(Dataset items)
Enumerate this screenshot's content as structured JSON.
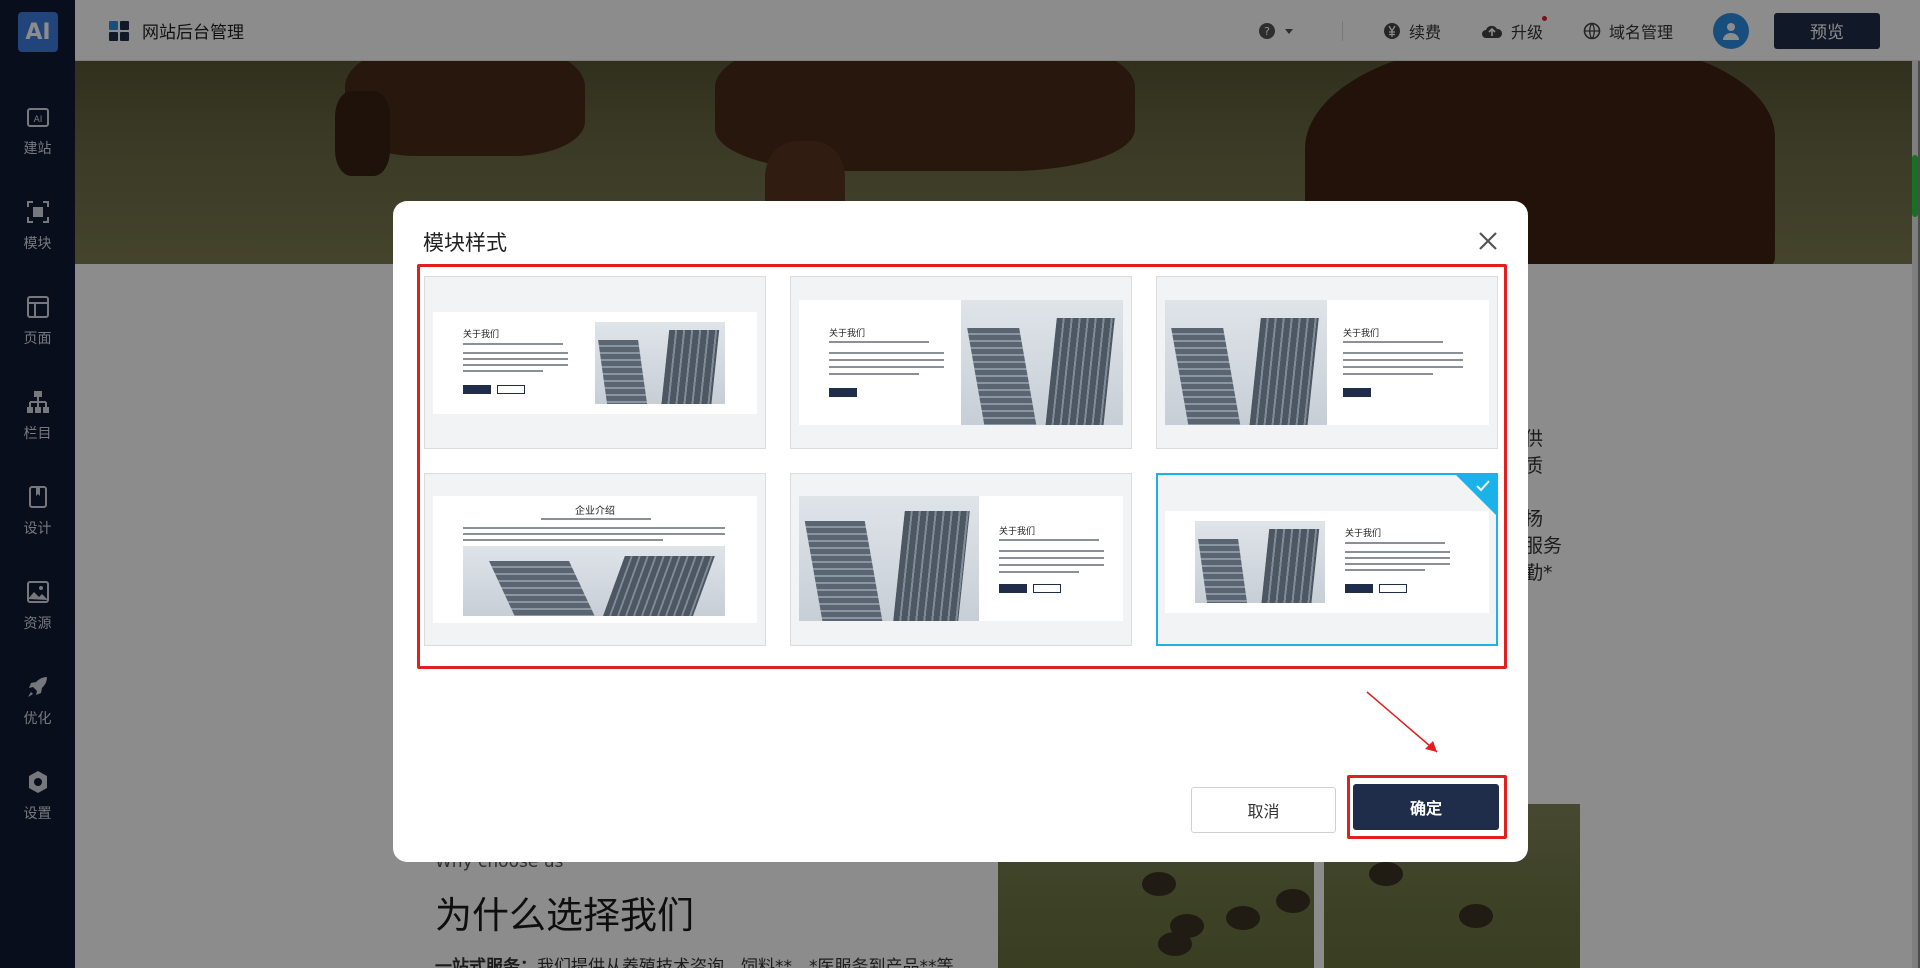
{
  "sidebar": {
    "logo": "AI",
    "items": [
      {
        "label": "建站",
        "icon": "ai-build-icon"
      },
      {
        "label": "模块",
        "icon": "module-icon"
      },
      {
        "label": "页面",
        "icon": "page-icon"
      },
      {
        "label": "栏目",
        "icon": "sitemap-icon"
      },
      {
        "label": "设计",
        "icon": "design-icon"
      },
      {
        "label": "资源",
        "icon": "image-icon"
      },
      {
        "label": "优化",
        "icon": "rocket-icon"
      },
      {
        "label": "设置",
        "icon": "settings-icon"
      }
    ]
  },
  "topbar": {
    "title": "网站后台管理",
    "help": "?",
    "renew": "续费",
    "upgrade": "升级",
    "domain": "域名管理",
    "preview": "预览"
  },
  "background": {
    "side_text_1": "供",
    "side_text_2": "质",
    "side_text_3": "扬",
    "side_text_4": "服务",
    "side_text_5": "勤*",
    "why_sub": "Why choose us",
    "why_title": "为什么选择我们",
    "why_line_bold": "一站式服务：",
    "why_line": "我们提供从养殖技术咨询、饲料**、*医服务到产品**等"
  },
  "modal": {
    "title": "模块样式",
    "cards": [
      {
        "title": "关于我们"
      },
      {
        "title": "关于我们"
      },
      {
        "title": "关于我们"
      },
      {
        "title": "企业介绍"
      },
      {
        "title": "关于我们"
      },
      {
        "title": "关于我们"
      }
    ],
    "selected_index": 5,
    "cancel": "取消",
    "confirm": "确定"
  },
  "colors": {
    "sidebar": "#0f1a33",
    "primary": "#1f2d4a",
    "selected": "#1ab2e8",
    "highlight": "#e02020"
  }
}
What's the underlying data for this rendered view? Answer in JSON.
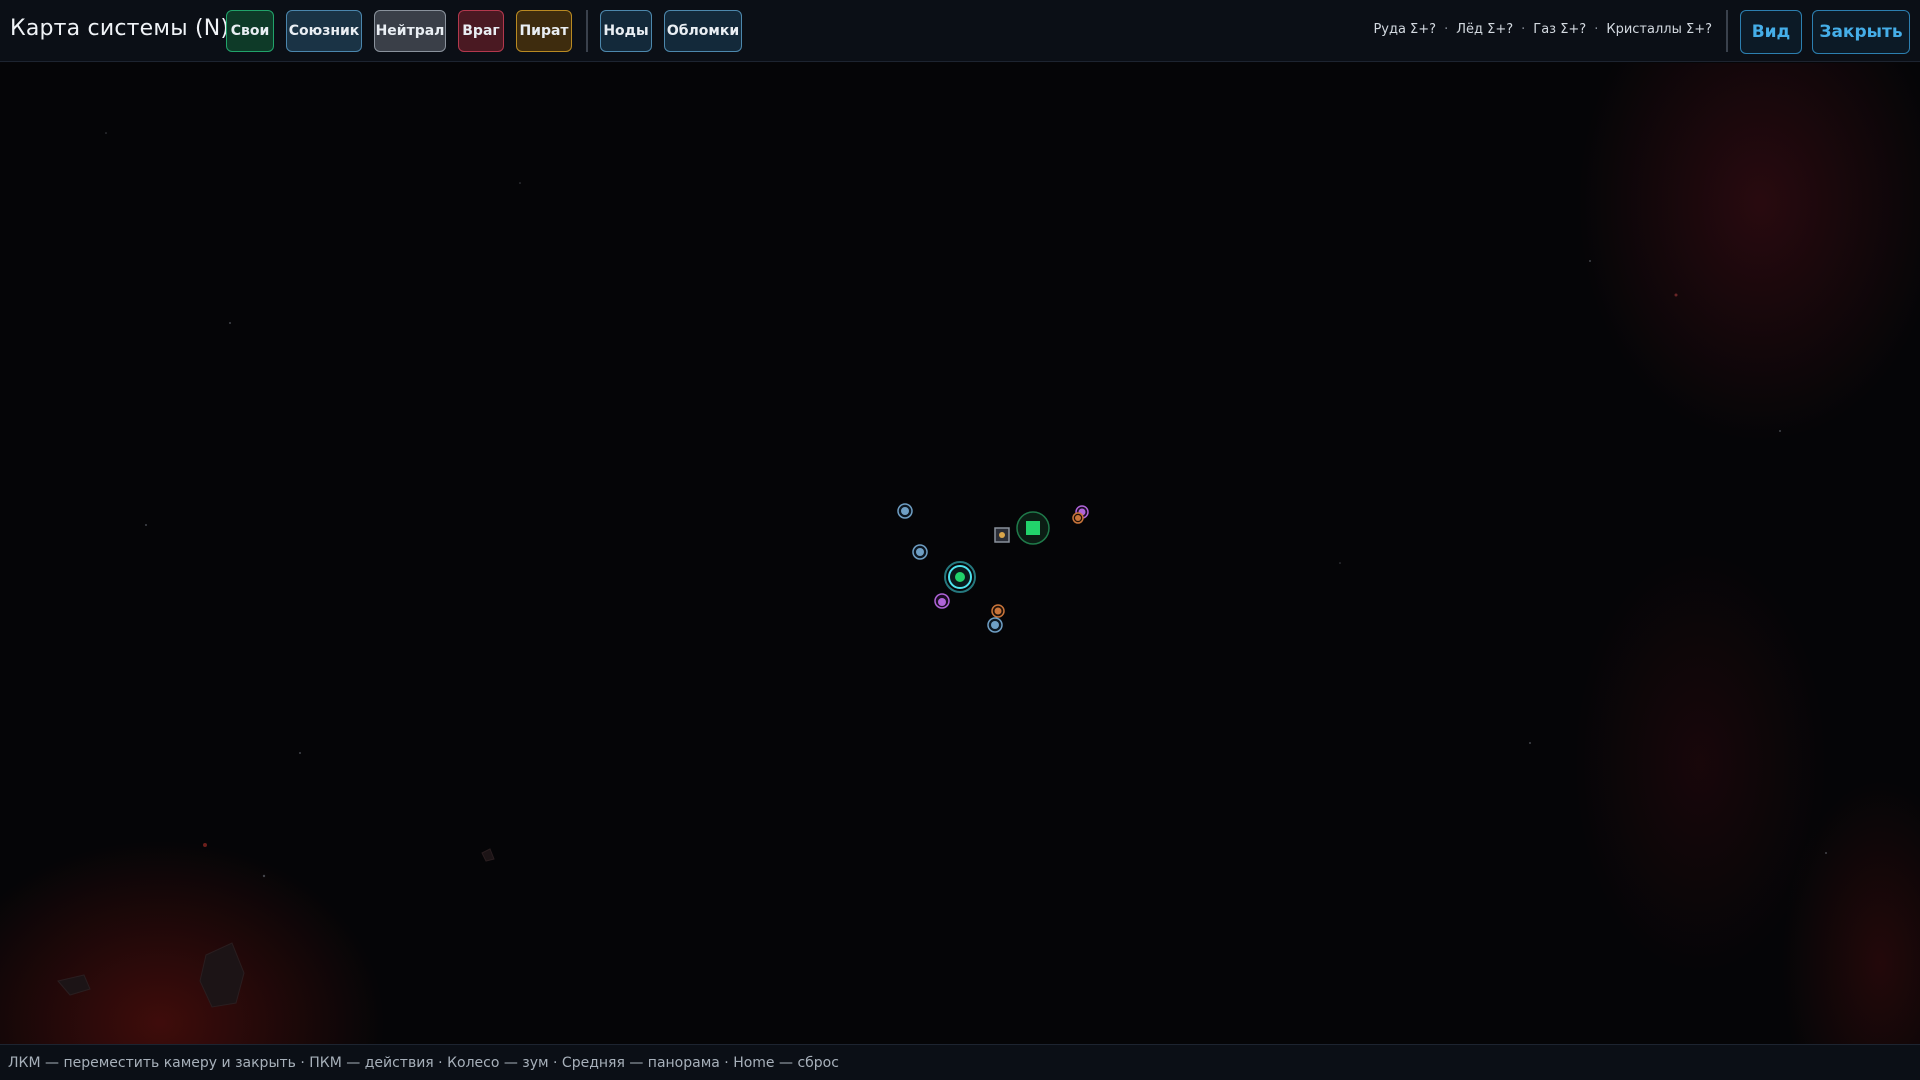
{
  "header": {
    "title": "Карта системы (N)",
    "filters": {
      "own": "Свои",
      "ally": "Союзник",
      "neutral": "Нейтрал",
      "enemy": "Враг",
      "pirate": "Пират",
      "nodes": "Ноды",
      "debris": "Обломки"
    },
    "resources": {
      "ore": "Руда Σ+?",
      "ice": "Лёд Σ+?",
      "gas": "Газ Σ+?",
      "crystals": "Кристаллы Σ+?",
      "separator": "·"
    },
    "view_label": "Вид",
    "close_label": "Закрыть"
  },
  "colors": {
    "own": "#22d36b",
    "ally": "#4b86ad",
    "neutral": "#8a929c",
    "enemy": "#b3384d",
    "pirate": "#b98a22",
    "accent": "#45aee8",
    "node_blue": "#6f9fc4",
    "node_purple": "#b064d8",
    "node_orange": "#c8743a"
  },
  "map": {
    "objects": [
      {
        "kind": "player-ship",
        "icon": "player-ship-icon"
      },
      {
        "kind": "own-station",
        "icon": "station-icon"
      },
      {
        "kind": "ice-node",
        "icon": "resource-node-icon"
      },
      {
        "kind": "ice-node",
        "icon": "resource-node-icon"
      },
      {
        "kind": "gas-node",
        "icon": "resource-node-icon"
      },
      {
        "kind": "ore-node",
        "icon": "resource-node-icon"
      },
      {
        "kind": "ice-node",
        "icon": "resource-node-icon"
      },
      {
        "kind": "crystal-node",
        "icon": "resource-node-icon"
      },
      {
        "kind": "debris",
        "icon": "debris-icon"
      }
    ]
  },
  "footer": {
    "hint": "ЛКМ — переместить камеру и закрыть · ПКМ — действия · Колесо — зум · Средняя — панорама · Home — сброс"
  }
}
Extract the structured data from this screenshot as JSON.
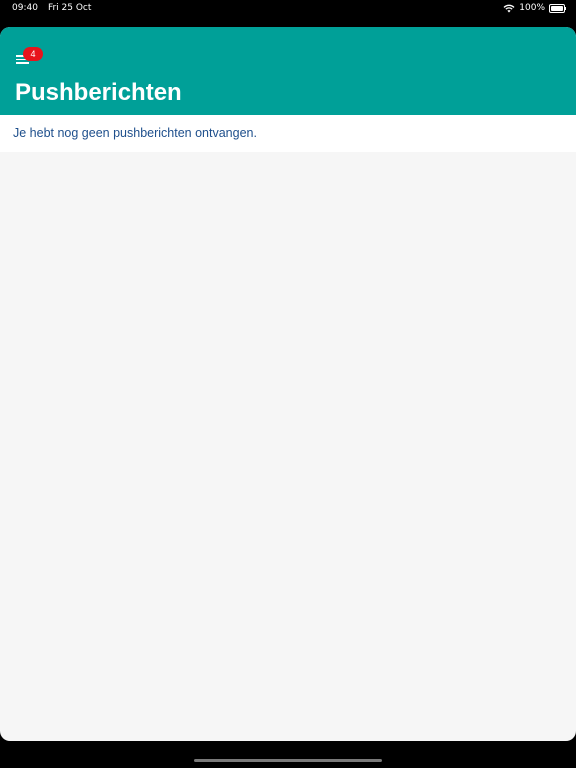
{
  "status_bar": {
    "time": "09:40",
    "date": "Fri 25 Oct",
    "battery": "100%",
    "icons": [
      "wifi-icon",
      "battery-icon"
    ]
  },
  "header": {
    "title": "Pushberichten",
    "menu_icon": "menu-icon",
    "badge_count": "4",
    "background_color": "#00a098"
  },
  "content": {
    "empty_message": "Je hebt nog geen pushberichten ontvangen."
  },
  "colors": {
    "header": "#00a098",
    "badge": "#e8141c",
    "message_text": "#1e4f8c",
    "background": "#f6f6f6"
  }
}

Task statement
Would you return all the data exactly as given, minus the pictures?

Exercise solution
Enumerate this screenshot's content as structured JSON.
{
  "sidebar": {
    "logo": "AI",
    "items": [
      {
        "label": "建站",
        "icon": "ai-build-icon"
      },
      {
        "label": "模块",
        "icon": "module-icon"
      },
      {
        "label": "页面",
        "icon": "page-icon"
      },
      {
        "label": "栏目",
        "icon": "sitemap-icon"
      },
      {
        "label": "设计",
        "icon": "design-icon"
      },
      {
        "label": "资源",
        "icon": "image-icon"
      },
      {
        "label": "优化",
        "icon": "rocket-icon"
      },
      {
        "label": "设置",
        "icon": "settings-icon"
      }
    ]
  },
  "topbar": {
    "title": "网站后台管理",
    "help": "?",
    "renew": "续费",
    "upgrade": "升级",
    "domain": "域名管理",
    "preview": "预览"
  },
  "background": {
    "side_text_1": "供",
    "side_text_2": "质",
    "side_text_3": "扬",
    "side_text_4": "服务",
    "side_text_5": "勤*",
    "why_sub": "Why choose us",
    "why_title": "为什么选择我们",
    "why_line_bold": "一站式服务：",
    "why_line": "我们提供从养殖技术咨询、饲料**、*医服务到产品**等"
  },
  "modal": {
    "title": "模块样式",
    "cards": [
      {
        "title": "关于我们"
      },
      {
        "title": "关于我们"
      },
      {
        "title": "关于我们"
      },
      {
        "title": "企业介绍"
      },
      {
        "title": "关于我们"
      },
      {
        "title": "关于我们"
      }
    ],
    "selected_index": 5,
    "cancel": "取消",
    "confirm": "确定"
  },
  "colors": {
    "sidebar": "#0f1a33",
    "primary": "#1f2d4a",
    "selected": "#1ab2e8",
    "highlight": "#e02020"
  }
}
What's the underlying data for this rendered view? Answer in JSON.
{
  "header": {
    "title": "Карта системы (N)",
    "filters": {
      "own": "Свои",
      "ally": "Союзник",
      "neutral": "Нейтрал",
      "enemy": "Враг",
      "pirate": "Пират",
      "nodes": "Ноды",
      "debris": "Обломки"
    },
    "resources": {
      "ore": "Руда Σ+?",
      "ice": "Лёд Σ+?",
      "gas": "Газ Σ+?",
      "crystals": "Кристаллы Σ+?",
      "separator": "·"
    },
    "view_label": "Вид",
    "close_label": "Закрыть"
  },
  "colors": {
    "own": "#22d36b",
    "ally": "#4b86ad",
    "neutral": "#8a929c",
    "enemy": "#b3384d",
    "pirate": "#b98a22",
    "accent": "#45aee8",
    "node_blue": "#6f9fc4",
    "node_purple": "#b064d8",
    "node_orange": "#c8743a"
  },
  "map": {
    "objects": [
      {
        "kind": "player-ship",
        "icon": "player-ship-icon"
      },
      {
        "kind": "own-station",
        "icon": "station-icon"
      },
      {
        "kind": "ice-node",
        "icon": "resource-node-icon"
      },
      {
        "kind": "ice-node",
        "icon": "resource-node-icon"
      },
      {
        "kind": "gas-node",
        "icon": "resource-node-icon"
      },
      {
        "kind": "ore-node",
        "icon": "resource-node-icon"
      },
      {
        "kind": "ice-node",
        "icon": "resource-node-icon"
      },
      {
        "kind": "crystal-node",
        "icon": "resource-node-icon"
      },
      {
        "kind": "debris",
        "icon": "debris-icon"
      }
    ]
  },
  "footer": {
    "hint": "ЛКМ — переместить камеру и закрыть · ПКМ — действия · Колесо — зум · Средняя — панорама · Home — сброс"
  }
}
Extract the structured data from this screenshot as JSON.
{
  "status_bar": {
    "time": "09:40",
    "date": "Fri 25 Oct",
    "battery": "100%",
    "icons": [
      "wifi-icon",
      "battery-icon"
    ]
  },
  "header": {
    "title": "Pushberichten",
    "menu_icon": "menu-icon",
    "badge_count": "4",
    "background_color": "#00a098"
  },
  "content": {
    "empty_message": "Je hebt nog geen pushberichten ontvangen."
  },
  "colors": {
    "header": "#00a098",
    "badge": "#e8141c",
    "message_text": "#1e4f8c",
    "background": "#f6f6f6"
  }
}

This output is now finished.